§ Task directions
Repeat every line of the data exactly; no picture belongs in the copy.
*** The records ***
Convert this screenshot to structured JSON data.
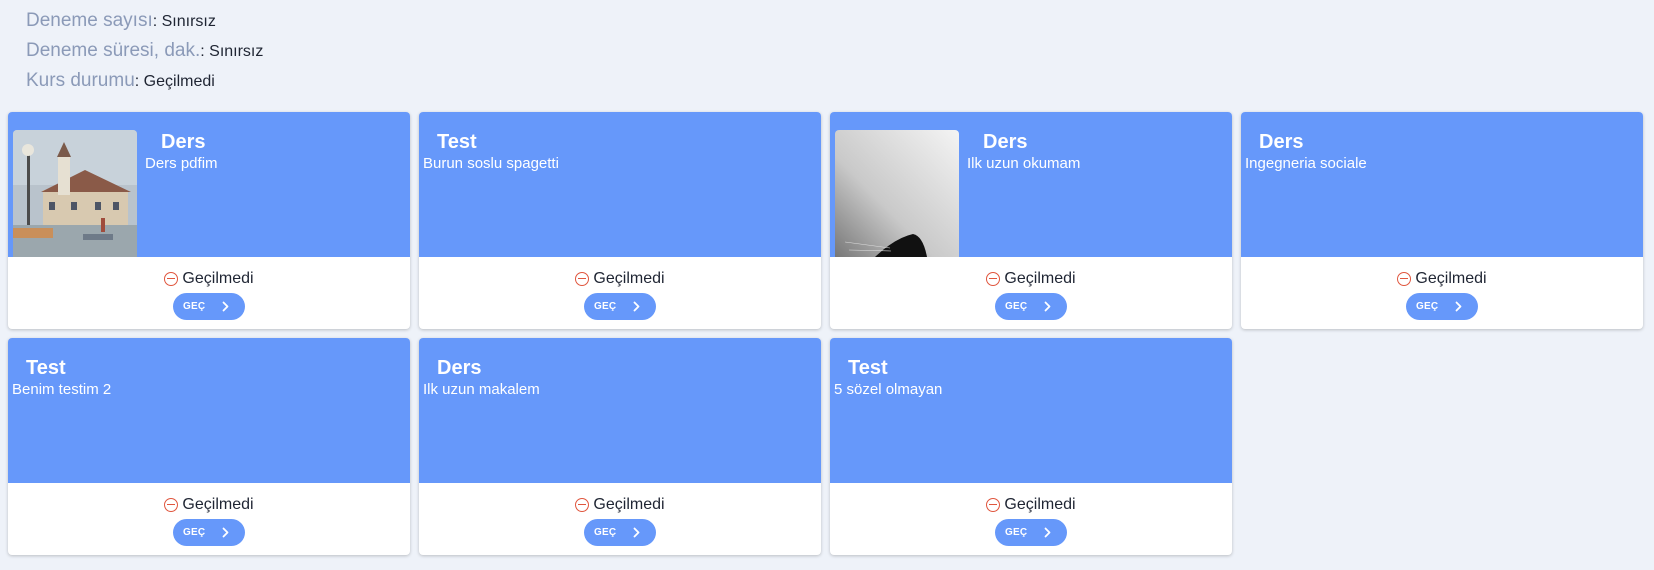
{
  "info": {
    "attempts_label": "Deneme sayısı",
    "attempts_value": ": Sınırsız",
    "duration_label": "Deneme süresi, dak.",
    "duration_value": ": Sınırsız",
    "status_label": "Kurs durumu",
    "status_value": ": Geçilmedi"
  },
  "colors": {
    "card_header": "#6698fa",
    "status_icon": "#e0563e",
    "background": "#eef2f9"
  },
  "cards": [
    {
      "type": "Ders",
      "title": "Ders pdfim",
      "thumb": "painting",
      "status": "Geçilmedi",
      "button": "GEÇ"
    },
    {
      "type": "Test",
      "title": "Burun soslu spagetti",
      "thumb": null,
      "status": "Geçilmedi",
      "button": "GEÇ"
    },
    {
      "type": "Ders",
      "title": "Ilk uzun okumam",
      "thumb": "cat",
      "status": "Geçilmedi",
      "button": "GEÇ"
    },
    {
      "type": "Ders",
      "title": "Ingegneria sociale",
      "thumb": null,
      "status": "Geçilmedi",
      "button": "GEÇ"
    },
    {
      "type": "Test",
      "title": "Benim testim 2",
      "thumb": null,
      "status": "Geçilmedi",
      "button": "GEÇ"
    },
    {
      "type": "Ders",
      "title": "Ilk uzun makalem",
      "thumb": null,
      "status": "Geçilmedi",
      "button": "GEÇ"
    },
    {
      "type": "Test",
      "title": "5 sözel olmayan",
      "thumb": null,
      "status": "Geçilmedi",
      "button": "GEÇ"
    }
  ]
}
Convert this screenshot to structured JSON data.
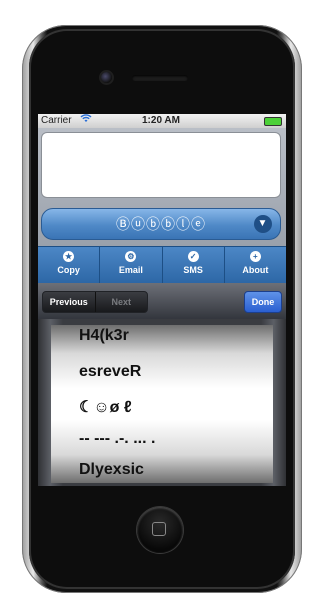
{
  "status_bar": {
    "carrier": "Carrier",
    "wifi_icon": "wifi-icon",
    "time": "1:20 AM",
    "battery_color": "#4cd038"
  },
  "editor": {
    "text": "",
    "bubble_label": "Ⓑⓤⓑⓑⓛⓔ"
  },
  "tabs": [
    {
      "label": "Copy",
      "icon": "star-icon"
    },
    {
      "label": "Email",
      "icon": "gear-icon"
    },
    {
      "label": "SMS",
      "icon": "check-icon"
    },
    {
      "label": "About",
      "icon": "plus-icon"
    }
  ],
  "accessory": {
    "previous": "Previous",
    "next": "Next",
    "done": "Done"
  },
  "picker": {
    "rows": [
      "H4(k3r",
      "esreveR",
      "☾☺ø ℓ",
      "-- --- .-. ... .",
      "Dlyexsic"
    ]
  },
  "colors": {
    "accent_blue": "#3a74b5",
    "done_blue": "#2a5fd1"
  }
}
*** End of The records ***
§ Response for this exercise
Convert this screenshot to structured JSON data.
{
  "info": {
    "attempts_label": "Deneme sayısı",
    "attempts_value": ": Sınırsız",
    "duration_label": "Deneme süresi, dak.",
    "duration_value": ": Sınırsız",
    "status_label": "Kurs durumu",
    "status_value": ": Geçilmedi"
  },
  "colors": {
    "card_header": "#6698fa",
    "status_icon": "#e0563e",
    "background": "#eef2f9"
  },
  "cards": [
    {
      "type": "Ders",
      "title": "Ders pdfim",
      "thumb": "painting",
      "status": "Geçilmedi",
      "button": "GEÇ"
    },
    {
      "type": "Test",
      "title": "Burun soslu spagetti",
      "thumb": null,
      "status": "Geçilmedi",
      "button": "GEÇ"
    },
    {
      "type": "Ders",
      "title": "Ilk uzun okumam",
      "thumb": "cat",
      "status": "Geçilmedi",
      "button": "GEÇ"
    },
    {
      "type": "Ders",
      "title": "Ingegneria sociale",
      "thumb": null,
      "status": "Geçilmedi",
      "button": "GEÇ"
    },
    {
      "type": "Test",
      "title": "Benim testim 2",
      "thumb": null,
      "status": "Geçilmedi",
      "button": "GEÇ"
    },
    {
      "type": "Ders",
      "title": "Ilk uzun makalem",
      "thumb": null,
      "status": "Geçilmedi",
      "button": "GEÇ"
    },
    {
      "type": "Test",
      "title": "5 sözel olmayan",
      "thumb": null,
      "status": "Geçilmedi",
      "button": "GEÇ"
    }
  ]
}
Convert this screenshot to structured JSON data.
{
  "status_bar": {
    "carrier": "Carrier",
    "wifi_icon": "wifi-icon",
    "time": "1:20 AM",
    "battery_color": "#4cd038"
  },
  "editor": {
    "text": "",
    "bubble_label": "Ⓑⓤⓑⓑⓛⓔ"
  },
  "tabs": [
    {
      "label": "Copy",
      "icon": "star-icon"
    },
    {
      "label": "Email",
      "icon": "gear-icon"
    },
    {
      "label": "SMS",
      "icon": "check-icon"
    },
    {
      "label": "About",
      "icon": "plus-icon"
    }
  ],
  "accessory": {
    "previous": "Previous",
    "next": "Next",
    "done": "Done"
  },
  "picker": {
    "rows": [
      "H4(k3r",
      "esreveR",
      "☾☺ø ℓ",
      "-- --- .-. ... .",
      "Dlyexsic"
    ]
  },
  "colors": {
    "accent_blue": "#3a74b5",
    "done_blue": "#2a5fd1"
  }
}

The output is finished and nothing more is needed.